Cost of Home Ownership: New vs. Resale Part 1
Almost inevitably, when families are in the market for a new home, the discussion first falls to the “buy/build new or buy a resale” area. As with, well, most anything really, valid points can be made for both sides. Perhaps, the best strategy would be to look at the pros and cons for each, decide which factors are most relevant to you, and follow your instinct. To that end, I am going to help get you started with the succeeding points.
For no particular reason, I will begin with resales. I only note “no particular reason” because I don’t want to give the impression that I chose resales first because they are better or saved new homes for last because they are best. In any case, onward we go!

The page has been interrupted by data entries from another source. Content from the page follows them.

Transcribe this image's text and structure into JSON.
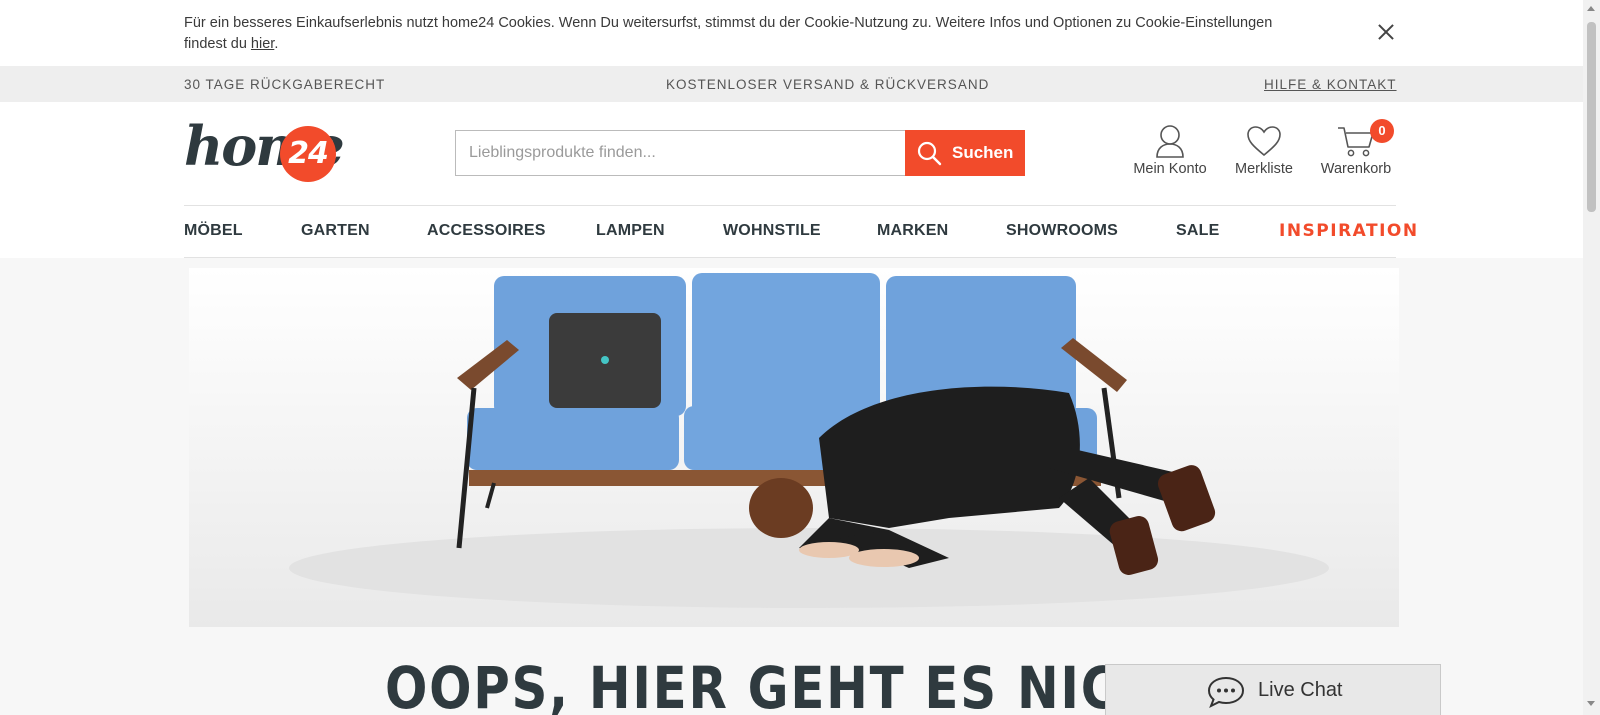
{
  "cookie": {
    "text": "Für ein besseres Einkaufserlebnis nutzt home24 Cookies. Wenn Du weitersurfst, stimmst du der Cookie-Nutzung zu. Weitere Infos und Optionen zu Cookie-Einstellungen findest du ",
    "link": "hier",
    "suffix": "."
  },
  "usp": {
    "left": "30 TAGE RÜCKGABERECHT",
    "center": "KOSTENLOSER VERSAND & RÜCKVERSAND",
    "right": "HILFE & KONTAKT"
  },
  "logo": {
    "word": "home",
    "number": "24"
  },
  "search": {
    "placeholder": "Lieblingsprodukte finden...",
    "button": "Suchen"
  },
  "account": {
    "label": "Mein Konto"
  },
  "wishlist": {
    "label": "Merkliste"
  },
  "cart": {
    "label": "Warenkorb",
    "count": "0"
  },
  "nav": {
    "items": [
      "MÖBEL",
      "GARTEN",
      "ACCESSOIRES",
      "LAMPEN",
      "WOHNSTILE",
      "MARKEN",
      "SHOWROOMS",
      "SALE",
      "INSPIRATION"
    ]
  },
  "headline": "OOPS, HIER GEHT ES NICHT WEITER",
  "chat": {
    "label": "Live Chat"
  },
  "colors": {
    "accent": "#f24b2b",
    "dark": "#2f3a3f",
    "sofa": "#6fa2dc"
  }
}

Pros of resales:
~ They usually come with window treatments and/or coverings, which are surprisingly expensive… especially since each window needs them.
~ Often, the washer and dryer are included because they are already fitted and installed to the allotted space.

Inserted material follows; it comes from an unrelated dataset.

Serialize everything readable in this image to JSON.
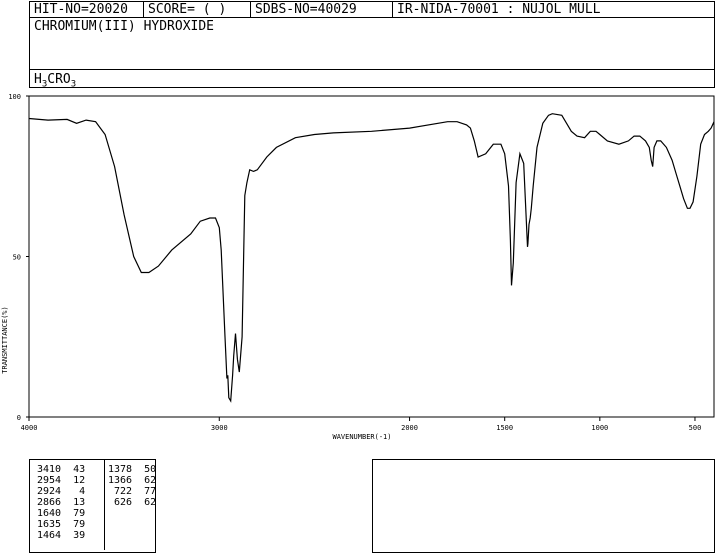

~ Similarly, major kitchen appliances will likely stay. They are difficult to move and already fitted and installed. This is a substantial expense, both monetarily and in effort.
~ Many resale homes have landscaping already in place and a fenced yard, again, saving money and loads of time.
~ It’s a commonly held belief that a long-established neighborhood is more likely to protect property values than first-phase or newer developing communities.
~ Resales are often more structurally sound, as most homes do their settling within the first ten years.
~ Finally, (and this is a biggie!), you may have a bigger bargaining chip on the price of a resale.
Cons of resales:
~ The bulk of resales will need repaint jobs. Usually the interior needs touch-ups, but sometimes the exterior will, as well. While this isn’t expensive, relatively speaking, it definitely takes time and patience, and it’s important to do it properly.
~ Over time, flooring wears down, warranting replacement, and previous owners sometimes leave that task to the buyers.
~ Older homes usually experience more plumbing issues, as the systems are less advanced. This can mean regular maintenance and repairs, or a costly full replacement.
~ As energy efficient solutions evolve, resale homes are left lagging – historical homes often being especially inefficient.
While this list is far from comprehensive, it is a good starting point in your comparison. Stay tuned for Part 2, which will cover the pros and cons of building or buying new.